What you need to do ::
The response must contain every line from the records below that has "into".

__________________________________________________

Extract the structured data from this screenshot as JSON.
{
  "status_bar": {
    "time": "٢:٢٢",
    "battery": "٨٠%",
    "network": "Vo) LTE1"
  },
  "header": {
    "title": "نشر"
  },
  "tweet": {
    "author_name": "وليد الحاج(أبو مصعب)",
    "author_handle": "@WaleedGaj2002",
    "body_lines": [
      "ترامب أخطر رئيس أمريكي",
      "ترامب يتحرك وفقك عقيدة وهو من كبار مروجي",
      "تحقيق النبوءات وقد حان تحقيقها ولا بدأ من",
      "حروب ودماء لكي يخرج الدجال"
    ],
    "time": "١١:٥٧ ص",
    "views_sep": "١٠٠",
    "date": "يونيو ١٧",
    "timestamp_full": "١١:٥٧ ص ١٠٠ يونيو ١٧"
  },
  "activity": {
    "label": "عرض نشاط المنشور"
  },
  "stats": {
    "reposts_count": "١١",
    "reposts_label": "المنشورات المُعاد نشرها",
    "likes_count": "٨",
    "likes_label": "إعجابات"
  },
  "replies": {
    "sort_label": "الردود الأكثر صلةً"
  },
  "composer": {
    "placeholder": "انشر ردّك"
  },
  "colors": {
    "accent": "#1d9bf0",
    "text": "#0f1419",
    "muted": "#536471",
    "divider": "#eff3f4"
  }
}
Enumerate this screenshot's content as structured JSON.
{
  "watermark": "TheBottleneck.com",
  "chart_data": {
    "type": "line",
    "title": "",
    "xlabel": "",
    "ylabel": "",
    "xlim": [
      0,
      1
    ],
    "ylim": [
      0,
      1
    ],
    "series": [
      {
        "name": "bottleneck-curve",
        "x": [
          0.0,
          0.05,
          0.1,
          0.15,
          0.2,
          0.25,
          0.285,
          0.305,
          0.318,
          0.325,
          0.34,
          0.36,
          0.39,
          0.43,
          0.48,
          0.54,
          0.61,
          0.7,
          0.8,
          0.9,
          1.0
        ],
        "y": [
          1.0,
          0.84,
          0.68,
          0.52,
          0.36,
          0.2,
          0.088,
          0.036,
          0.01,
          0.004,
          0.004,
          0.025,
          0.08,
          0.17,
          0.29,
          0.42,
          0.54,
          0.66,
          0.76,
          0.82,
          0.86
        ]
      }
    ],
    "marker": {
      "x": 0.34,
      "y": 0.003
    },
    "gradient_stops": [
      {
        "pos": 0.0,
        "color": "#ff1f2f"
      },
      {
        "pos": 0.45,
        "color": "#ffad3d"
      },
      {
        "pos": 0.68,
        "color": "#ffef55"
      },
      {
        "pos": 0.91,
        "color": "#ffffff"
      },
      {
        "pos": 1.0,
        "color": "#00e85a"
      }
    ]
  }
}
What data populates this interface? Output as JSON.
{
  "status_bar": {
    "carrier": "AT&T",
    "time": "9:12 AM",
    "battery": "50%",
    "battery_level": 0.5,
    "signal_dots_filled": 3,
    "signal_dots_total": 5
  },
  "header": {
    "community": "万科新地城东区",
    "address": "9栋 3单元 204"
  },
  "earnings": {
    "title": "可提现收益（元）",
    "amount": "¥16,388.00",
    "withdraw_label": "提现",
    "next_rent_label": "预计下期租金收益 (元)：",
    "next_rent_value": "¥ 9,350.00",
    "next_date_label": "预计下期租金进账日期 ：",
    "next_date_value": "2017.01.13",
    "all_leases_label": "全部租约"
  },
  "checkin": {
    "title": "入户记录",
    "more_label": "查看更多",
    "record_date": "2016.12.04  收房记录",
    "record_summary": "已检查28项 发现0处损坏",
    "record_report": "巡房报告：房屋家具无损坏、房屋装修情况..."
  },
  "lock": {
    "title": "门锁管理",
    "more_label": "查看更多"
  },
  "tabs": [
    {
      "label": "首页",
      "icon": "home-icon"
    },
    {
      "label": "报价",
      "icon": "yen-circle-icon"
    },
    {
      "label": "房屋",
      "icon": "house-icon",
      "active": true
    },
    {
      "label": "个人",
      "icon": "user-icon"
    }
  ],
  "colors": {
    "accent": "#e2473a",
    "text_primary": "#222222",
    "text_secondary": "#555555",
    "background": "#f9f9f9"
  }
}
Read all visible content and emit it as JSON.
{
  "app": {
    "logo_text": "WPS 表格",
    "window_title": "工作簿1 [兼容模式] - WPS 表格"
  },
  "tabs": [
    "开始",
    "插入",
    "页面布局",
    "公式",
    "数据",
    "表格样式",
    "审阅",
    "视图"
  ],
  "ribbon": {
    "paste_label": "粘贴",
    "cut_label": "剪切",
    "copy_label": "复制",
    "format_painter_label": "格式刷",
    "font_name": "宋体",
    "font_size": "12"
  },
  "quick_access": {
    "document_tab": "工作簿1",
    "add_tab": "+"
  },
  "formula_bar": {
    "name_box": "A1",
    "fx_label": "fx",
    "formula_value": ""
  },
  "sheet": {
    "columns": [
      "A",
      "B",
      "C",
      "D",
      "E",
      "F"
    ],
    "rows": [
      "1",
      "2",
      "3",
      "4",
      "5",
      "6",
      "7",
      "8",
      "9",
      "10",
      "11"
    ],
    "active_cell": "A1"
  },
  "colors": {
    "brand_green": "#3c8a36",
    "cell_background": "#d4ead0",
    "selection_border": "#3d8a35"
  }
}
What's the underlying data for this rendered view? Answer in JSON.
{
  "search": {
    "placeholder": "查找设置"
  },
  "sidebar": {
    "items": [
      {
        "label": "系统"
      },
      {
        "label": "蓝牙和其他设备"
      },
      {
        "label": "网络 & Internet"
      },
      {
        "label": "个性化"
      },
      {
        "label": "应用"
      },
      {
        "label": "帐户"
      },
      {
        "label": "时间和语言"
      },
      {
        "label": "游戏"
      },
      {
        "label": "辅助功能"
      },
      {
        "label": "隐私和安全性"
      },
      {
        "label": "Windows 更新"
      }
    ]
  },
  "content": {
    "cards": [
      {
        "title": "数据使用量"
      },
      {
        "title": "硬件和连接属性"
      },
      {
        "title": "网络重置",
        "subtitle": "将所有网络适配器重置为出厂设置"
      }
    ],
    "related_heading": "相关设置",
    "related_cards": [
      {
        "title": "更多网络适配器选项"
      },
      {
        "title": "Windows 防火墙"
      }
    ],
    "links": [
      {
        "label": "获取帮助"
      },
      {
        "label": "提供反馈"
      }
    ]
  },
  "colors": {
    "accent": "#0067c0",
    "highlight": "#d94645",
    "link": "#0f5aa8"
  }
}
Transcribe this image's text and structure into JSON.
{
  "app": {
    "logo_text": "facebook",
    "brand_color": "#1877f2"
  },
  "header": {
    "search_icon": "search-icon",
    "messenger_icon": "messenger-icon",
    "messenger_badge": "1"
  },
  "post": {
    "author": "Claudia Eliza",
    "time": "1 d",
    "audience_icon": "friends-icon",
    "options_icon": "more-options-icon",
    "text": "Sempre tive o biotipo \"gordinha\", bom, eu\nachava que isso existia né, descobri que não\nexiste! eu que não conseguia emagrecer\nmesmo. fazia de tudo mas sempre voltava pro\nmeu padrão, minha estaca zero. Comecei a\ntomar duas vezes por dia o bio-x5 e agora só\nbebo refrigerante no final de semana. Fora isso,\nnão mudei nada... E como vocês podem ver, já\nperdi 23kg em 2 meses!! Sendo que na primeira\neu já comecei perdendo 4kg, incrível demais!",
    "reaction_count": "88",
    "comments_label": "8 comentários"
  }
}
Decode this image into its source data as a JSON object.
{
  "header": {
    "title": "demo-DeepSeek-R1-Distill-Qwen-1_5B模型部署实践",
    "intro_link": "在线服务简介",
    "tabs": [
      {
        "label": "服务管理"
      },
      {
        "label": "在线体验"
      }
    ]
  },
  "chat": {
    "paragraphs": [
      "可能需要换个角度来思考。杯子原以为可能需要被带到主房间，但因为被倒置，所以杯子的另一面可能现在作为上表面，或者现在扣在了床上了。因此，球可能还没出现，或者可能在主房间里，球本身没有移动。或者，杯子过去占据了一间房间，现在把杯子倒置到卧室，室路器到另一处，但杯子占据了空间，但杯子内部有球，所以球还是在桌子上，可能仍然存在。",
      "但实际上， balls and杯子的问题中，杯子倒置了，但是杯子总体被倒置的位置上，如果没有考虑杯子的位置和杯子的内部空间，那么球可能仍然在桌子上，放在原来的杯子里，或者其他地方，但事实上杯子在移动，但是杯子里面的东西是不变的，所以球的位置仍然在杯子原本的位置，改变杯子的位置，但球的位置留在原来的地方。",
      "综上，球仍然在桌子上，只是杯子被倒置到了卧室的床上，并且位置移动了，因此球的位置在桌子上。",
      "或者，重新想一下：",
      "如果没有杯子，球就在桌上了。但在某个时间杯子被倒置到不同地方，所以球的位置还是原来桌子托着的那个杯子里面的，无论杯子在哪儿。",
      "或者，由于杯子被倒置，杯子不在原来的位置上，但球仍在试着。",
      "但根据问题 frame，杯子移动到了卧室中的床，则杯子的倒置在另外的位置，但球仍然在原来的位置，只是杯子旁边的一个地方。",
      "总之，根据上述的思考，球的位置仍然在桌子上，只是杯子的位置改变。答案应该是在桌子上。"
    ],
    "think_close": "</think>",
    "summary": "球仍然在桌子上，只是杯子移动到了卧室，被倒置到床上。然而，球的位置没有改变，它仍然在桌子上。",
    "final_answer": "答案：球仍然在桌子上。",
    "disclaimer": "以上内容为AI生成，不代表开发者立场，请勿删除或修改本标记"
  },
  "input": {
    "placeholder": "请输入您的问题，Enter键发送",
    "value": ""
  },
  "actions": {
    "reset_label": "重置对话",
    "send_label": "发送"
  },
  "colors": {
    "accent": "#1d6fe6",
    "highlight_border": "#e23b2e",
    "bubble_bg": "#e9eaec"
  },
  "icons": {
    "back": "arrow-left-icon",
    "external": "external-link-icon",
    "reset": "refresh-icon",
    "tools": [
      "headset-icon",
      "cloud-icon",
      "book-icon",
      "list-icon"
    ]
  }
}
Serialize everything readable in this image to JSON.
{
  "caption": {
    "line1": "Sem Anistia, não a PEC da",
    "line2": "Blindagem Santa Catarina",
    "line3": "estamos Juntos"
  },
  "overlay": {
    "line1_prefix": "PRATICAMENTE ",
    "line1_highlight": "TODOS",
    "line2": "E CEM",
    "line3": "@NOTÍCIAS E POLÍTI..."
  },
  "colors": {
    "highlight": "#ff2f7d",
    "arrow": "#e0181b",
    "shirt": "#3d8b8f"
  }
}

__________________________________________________

Exercise solution ::
Transcribe this image's text and structure into JSON.
Decode this image into its source data as a JSON object.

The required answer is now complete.